BEGIN Exercise data

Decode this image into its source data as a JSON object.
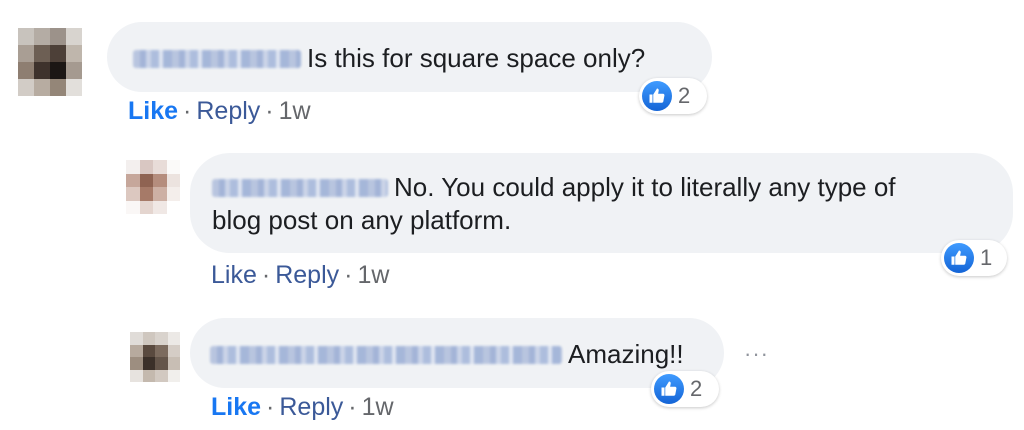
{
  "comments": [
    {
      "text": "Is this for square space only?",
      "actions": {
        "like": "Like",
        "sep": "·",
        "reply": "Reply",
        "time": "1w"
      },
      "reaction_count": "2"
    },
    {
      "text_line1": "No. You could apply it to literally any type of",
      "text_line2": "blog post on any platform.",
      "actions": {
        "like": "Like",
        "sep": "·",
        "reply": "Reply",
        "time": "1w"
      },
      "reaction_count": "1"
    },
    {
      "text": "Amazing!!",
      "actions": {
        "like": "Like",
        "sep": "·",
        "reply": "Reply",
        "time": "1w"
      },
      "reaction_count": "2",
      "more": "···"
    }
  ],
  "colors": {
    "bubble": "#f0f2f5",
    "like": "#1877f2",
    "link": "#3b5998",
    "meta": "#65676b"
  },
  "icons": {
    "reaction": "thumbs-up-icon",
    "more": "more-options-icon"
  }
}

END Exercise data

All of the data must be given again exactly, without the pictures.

Finished exercise:
Decode this image into its source data as a JSON object.
{
  "comments": [
    {
      "text": "Is this for square space only?",
      "actions": {
        "like": "Like",
        "sep": "·",
        "reply": "Reply",
        "time": "1w"
      },
      "reaction_count": "2"
    },
    {
      "text_line1": "No. You could apply it to literally any type of",
      "text_line2": "blog post on any platform.",
      "actions": {
        "like": "Like",
        "sep": "·",
        "reply": "Reply",
        "time": "1w"
      },
      "reaction_count": "1"
    },
    {
      "text": "Amazing!!",
      "actions": {
        "like": "Like",
        "sep": "·",
        "reply": "Reply",
        "time": "1w"
      },
      "reaction_count": "2",
      "more": "···"
    }
  ],
  "colors": {
    "bubble": "#f0f2f5",
    "like": "#1877f2",
    "link": "#3b5998",
    "meta": "#65676b"
  },
  "icons": {
    "reaction": "thumbs-up-icon",
    "more": "more-options-icon"
  }
}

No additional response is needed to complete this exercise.